You don’t want to bully your friends into doing something they don’t want to do, but if you can write a book you can surely suggest to them in gentle and persuasive ways that you would really appreciate their help in making your book known to as wide an audience as possible. You might mention the "six degrees of separation theory"––the idea that each person has six contacts that are the starting point for a world-wide network of connections––and say that you want to give that factor a chance to work in your favor!
9. If you have some great ideas that might involve your publisher, don’t be shy about broaching them to someone in the company.
Sometimes an author will come up with a brilliant plan for reaching a segment of readers he or she can’t appeal to without the publisher’s help. Maybe it involves offering a substantial discount on the book for some large group of readers, such as the attendees at a conference or the members of a church jurisdiction. It never hurts to query the publisher about such an idea, for your publisher is easily as anxious as you are to see that your book is well promoted.
10. Finally, don’t be too disappointed if your book doesn’t become a best seller.

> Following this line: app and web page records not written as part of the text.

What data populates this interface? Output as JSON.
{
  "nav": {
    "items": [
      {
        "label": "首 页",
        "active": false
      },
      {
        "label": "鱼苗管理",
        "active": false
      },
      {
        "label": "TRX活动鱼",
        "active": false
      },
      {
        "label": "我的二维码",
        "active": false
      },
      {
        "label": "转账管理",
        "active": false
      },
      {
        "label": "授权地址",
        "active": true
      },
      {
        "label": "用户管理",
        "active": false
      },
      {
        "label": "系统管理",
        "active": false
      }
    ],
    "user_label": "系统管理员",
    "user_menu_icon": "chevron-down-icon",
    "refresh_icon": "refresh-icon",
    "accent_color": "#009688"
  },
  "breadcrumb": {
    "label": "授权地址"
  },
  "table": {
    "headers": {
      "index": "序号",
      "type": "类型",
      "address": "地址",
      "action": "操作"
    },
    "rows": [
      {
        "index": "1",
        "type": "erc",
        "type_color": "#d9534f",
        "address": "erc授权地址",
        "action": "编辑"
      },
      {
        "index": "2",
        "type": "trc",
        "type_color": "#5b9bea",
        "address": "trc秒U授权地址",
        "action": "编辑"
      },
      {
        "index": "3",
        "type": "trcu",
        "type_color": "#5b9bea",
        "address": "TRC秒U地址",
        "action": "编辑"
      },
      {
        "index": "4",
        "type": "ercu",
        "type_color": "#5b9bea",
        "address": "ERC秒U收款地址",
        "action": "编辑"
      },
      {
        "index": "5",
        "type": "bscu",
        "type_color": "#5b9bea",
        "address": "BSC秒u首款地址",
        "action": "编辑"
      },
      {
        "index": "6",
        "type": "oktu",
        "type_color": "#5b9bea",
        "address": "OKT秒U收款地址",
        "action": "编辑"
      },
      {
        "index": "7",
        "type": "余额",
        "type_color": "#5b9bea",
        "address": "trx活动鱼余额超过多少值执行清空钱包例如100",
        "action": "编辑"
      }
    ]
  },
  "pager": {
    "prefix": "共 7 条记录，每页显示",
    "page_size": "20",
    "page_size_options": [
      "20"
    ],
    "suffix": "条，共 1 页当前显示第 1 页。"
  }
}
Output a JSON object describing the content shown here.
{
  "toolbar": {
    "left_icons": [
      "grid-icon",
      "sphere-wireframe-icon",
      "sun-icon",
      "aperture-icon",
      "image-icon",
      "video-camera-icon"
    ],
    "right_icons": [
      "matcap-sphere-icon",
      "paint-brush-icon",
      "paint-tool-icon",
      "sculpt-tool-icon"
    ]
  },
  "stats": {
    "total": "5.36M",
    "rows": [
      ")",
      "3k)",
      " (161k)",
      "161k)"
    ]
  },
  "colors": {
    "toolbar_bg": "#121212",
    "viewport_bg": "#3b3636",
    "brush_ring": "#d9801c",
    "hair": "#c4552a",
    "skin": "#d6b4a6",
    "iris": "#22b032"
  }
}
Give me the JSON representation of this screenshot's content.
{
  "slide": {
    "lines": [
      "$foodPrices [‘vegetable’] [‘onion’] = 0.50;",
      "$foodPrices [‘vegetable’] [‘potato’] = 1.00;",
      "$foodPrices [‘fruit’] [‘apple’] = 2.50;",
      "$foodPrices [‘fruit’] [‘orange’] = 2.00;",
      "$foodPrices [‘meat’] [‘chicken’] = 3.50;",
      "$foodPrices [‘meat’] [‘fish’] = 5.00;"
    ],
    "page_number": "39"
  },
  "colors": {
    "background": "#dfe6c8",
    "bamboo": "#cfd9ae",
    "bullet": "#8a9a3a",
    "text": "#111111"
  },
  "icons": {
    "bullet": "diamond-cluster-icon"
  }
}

There are half a million books published every year; of these fewer than 5% will sell more than 250 copies and fewer than 10% will even recover the publishers’ investments in them. Thomas Gray, the English poet, wrote, "Full many a flower is born to blush unseen,/ And waste its sweetness on the desert air." This is as true of books as it is of people. Yet authors will continue to write and hope, and, here and there, one in 10,000 will be destined to win an exceptional readership. You could be that one. But do not despair if you aren’t, for whether a single book makes it or doesn’t is not a judgment on your talent or marketing ability. Some books sell and others don’t.; it’s as simple as that. So be prepared to find consolation in the fact that you have published a book, which most of your friends and relatives have not. And start writing your next book as soon as possible!